== Your objective ==
Return the data below in full. Keep each character unchanged.

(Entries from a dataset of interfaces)
──────
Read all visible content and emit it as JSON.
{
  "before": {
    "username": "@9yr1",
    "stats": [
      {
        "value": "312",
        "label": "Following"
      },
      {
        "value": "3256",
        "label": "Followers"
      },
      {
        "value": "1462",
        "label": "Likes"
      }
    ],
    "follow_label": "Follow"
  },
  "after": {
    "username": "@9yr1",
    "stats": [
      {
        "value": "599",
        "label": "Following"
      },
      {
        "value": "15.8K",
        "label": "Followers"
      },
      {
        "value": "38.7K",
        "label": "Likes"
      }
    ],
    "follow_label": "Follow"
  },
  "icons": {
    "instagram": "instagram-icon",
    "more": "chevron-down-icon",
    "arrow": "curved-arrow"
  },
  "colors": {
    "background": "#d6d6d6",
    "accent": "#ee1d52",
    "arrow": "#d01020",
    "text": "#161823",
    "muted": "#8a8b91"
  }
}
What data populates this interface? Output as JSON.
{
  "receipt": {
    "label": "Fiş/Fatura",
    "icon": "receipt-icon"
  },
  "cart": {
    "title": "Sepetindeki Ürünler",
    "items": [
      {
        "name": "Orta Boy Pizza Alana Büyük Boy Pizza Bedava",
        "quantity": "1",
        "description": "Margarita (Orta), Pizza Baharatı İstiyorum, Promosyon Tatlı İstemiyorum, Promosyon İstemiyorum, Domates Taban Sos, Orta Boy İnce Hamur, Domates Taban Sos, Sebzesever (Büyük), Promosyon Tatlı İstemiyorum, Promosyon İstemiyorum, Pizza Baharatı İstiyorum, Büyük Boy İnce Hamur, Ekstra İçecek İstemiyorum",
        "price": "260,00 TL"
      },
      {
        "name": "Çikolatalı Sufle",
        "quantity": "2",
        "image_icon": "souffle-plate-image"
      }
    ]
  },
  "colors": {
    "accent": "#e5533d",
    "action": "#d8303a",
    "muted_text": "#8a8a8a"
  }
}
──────
== Response below ==
Read all visible content and emit it as JSON.
{
  "before": {
    "username": "@9yr1",
    "stats": [
      {
        "value": "312",
        "label": "Following"
      },
      {
        "value": "3256",
        "label": "Followers"
      },
      {
        "value": "1462",
        "label": "Likes"
      }
    ],
    "follow_label": "Follow"
  },
  "after": {
    "username": "@9yr1",
    "stats": [
      {
        "value": "599",
        "label": "Following"
      },
      {
        "value": "15.8K",
        "label": "Followers"
      },
      {
        "value": "38.7K",
        "label": "Likes"
      }
    ],
    "follow_label": "Follow"
  },
  "icons": {
    "instagram": "instagram-icon",
    "more": "chevron-down-icon",
    "arrow": "curved-arrow"
  },
  "colors": {
    "background": "#d6d6d6",
    "accent": "#ee1d52",
    "arrow": "#d01020",
    "text": "#161823",
    "muted": "#8a8b91"
  }
}
What data populates this interface? Output as JSON.
{
  "receipt": {
    "label": "Fiş/Fatura",
    "icon": "receipt-icon"
  },
  "cart": {
    "title": "Sepetindeki Ürünler",
    "items": [
      {
        "name": "Orta Boy Pizza Alana Büyük Boy Pizza Bedava",
        "quantity": "1",
        "description": "Margarita (Orta), Pizza Baharatı İstiyorum, Promosyon Tatlı İstemiyorum, Promosyon İstemiyorum, Domates Taban Sos, Orta Boy İnce Hamur, Domates Taban Sos, Sebzesever (Büyük), Promosyon Tatlı İstemiyorum, Promosyon İstemiyorum, Pizza Baharatı İstiyorum, Büyük Boy İnce Hamur, Ekstra İçecek İstemiyorum",
        "price": "260,00 TL"
      },
      {
        "name": "Çikolatalı Sufle",
        "quantity": "2",
        "image_icon": "souffle-plate-image"
      }
    ]
  },
  "colors": {
    "accent": "#e5533d",
    "action": "#d8303a",
    "muted_text": "#8a8a8a"
  }
}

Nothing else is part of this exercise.